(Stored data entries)
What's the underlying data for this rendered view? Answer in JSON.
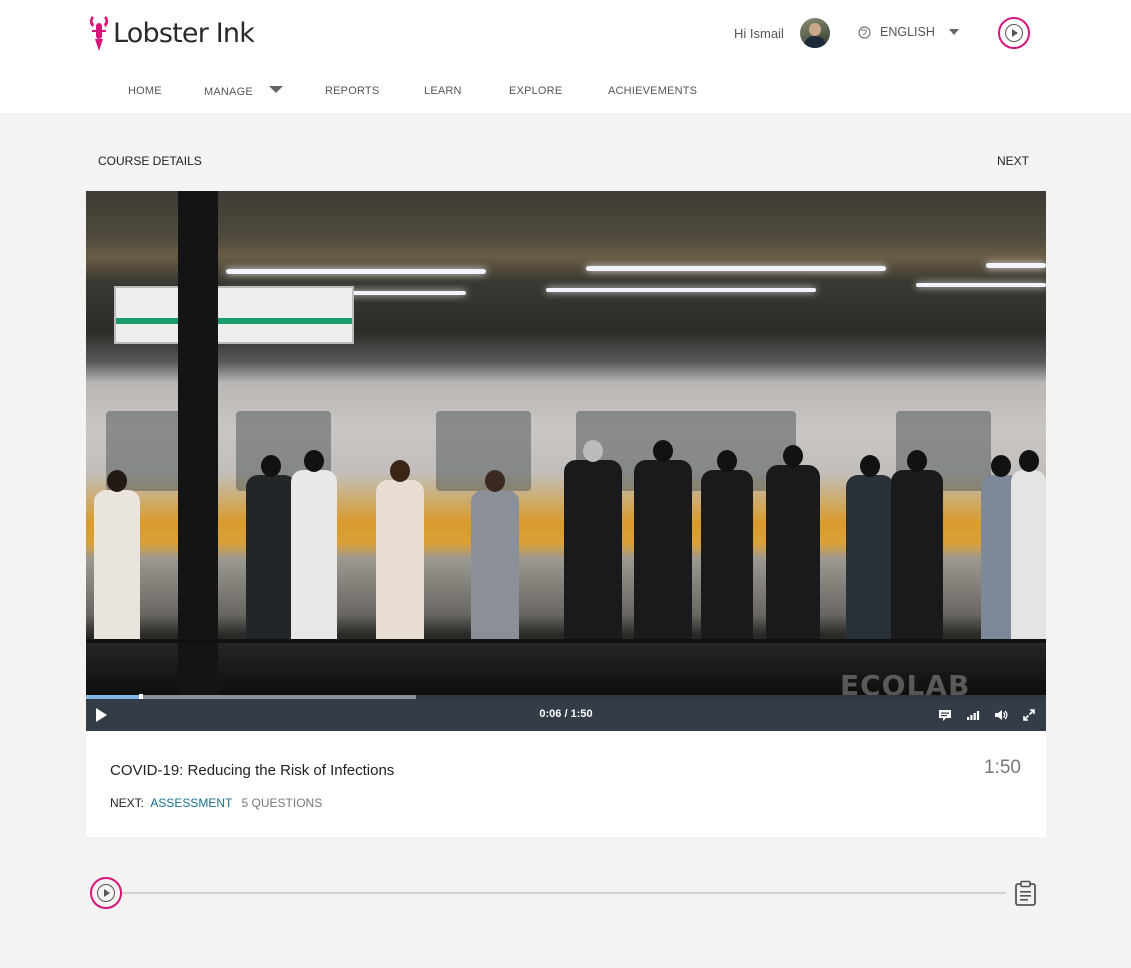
{
  "header": {
    "brand": "Lobster Ink",
    "greeting": "Hi Ismail",
    "language": "ENGLISH",
    "brand_color": "#d6157a"
  },
  "nav": {
    "items": [
      "HOME",
      "MANAGE",
      "REPORTS",
      "LEARN",
      "EXPLORE",
      "ACHIEVEMENTS"
    ]
  },
  "subbar": {
    "course_details": "COURSE DETAILS",
    "next": "NEXT"
  },
  "video": {
    "watermark": "ECOLAB",
    "timecode": "0:06 / 1:50",
    "played_fraction": 0.055,
    "buffered_fraction": 0.344
  },
  "lesson": {
    "title": "COVID-19: Reducing the Risk of Infections",
    "duration": "1:50",
    "next_label": "NEXT:",
    "next_target": "ASSESSMENT",
    "next_count": "5 QUESTIONS"
  },
  "icons": {
    "header_play": "play-circle-icon",
    "globe": "globe-icon",
    "captions": "captions-icon",
    "quality": "signal-bars-icon",
    "volume": "volume-icon",
    "fullscreen": "fullscreen-icon",
    "clipboard": "clipboard-icon"
  }
}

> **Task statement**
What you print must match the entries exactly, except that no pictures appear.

> **Solution to this task**
What's the underlying data for this rendered view? Answer in JSON.
{
  "header": {
    "brand": "Lobster Ink",
    "greeting": "Hi Ismail",
    "language": "ENGLISH",
    "brand_color": "#d6157a"
  },
  "nav": {
    "items": [
      "HOME",
      "MANAGE",
      "REPORTS",
      "LEARN",
      "EXPLORE",
      "ACHIEVEMENTS"
    ]
  },
  "subbar": {
    "course_details": "COURSE DETAILS",
    "next": "NEXT"
  },
  "video": {
    "watermark": "ECOLAB",
    "timecode": "0:06 / 1:50",
    "played_fraction": 0.055,
    "buffered_fraction": 0.344
  },
  "lesson": {
    "title": "COVID-19: Reducing the Risk of Infections",
    "duration": "1:50",
    "next_label": "NEXT:",
    "next_target": "ASSESSMENT",
    "next_count": "5 QUESTIONS"
  },
  "icons": {
    "header_play": "play-circle-icon",
    "globe": "globe-icon",
    "captions": "captions-icon",
    "quality": "signal-bars-icon",
    "volume": "volume-icon",
    "fullscreen": "fullscreen-icon",
    "clipboard": "clipboard-icon"
  }
}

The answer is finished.